THE TASK - Answer with a number only: how many lines of the entries below contain the word "name"?
+++ DATA SUPPLIED +++
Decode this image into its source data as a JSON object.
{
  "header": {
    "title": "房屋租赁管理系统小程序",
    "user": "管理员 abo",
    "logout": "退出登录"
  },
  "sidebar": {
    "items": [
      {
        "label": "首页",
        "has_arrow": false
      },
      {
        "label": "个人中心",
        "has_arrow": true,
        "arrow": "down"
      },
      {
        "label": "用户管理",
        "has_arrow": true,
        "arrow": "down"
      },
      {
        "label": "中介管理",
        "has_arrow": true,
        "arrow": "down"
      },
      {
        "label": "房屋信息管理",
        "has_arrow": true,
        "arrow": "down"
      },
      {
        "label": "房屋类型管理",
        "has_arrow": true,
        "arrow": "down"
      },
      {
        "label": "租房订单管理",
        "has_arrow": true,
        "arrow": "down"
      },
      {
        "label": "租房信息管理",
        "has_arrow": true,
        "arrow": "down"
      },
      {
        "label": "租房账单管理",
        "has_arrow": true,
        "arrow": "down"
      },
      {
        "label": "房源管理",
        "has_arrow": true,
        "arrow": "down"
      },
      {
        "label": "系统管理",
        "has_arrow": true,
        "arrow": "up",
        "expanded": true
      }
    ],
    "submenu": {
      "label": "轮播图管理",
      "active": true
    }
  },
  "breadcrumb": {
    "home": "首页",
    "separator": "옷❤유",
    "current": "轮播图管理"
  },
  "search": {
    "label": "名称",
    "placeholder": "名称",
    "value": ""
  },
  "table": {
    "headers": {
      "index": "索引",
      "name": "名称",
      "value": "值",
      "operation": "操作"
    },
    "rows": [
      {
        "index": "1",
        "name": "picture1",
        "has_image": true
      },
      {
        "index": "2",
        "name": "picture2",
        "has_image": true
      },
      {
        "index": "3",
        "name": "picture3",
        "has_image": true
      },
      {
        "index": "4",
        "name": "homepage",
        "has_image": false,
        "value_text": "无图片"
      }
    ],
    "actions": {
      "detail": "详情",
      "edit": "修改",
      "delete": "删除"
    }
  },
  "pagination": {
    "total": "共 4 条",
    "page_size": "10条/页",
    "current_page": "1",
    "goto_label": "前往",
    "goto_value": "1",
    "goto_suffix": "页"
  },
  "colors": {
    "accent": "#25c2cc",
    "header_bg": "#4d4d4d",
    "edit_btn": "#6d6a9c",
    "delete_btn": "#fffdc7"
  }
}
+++
RESPONSE FOR THIS EXERCISE - 5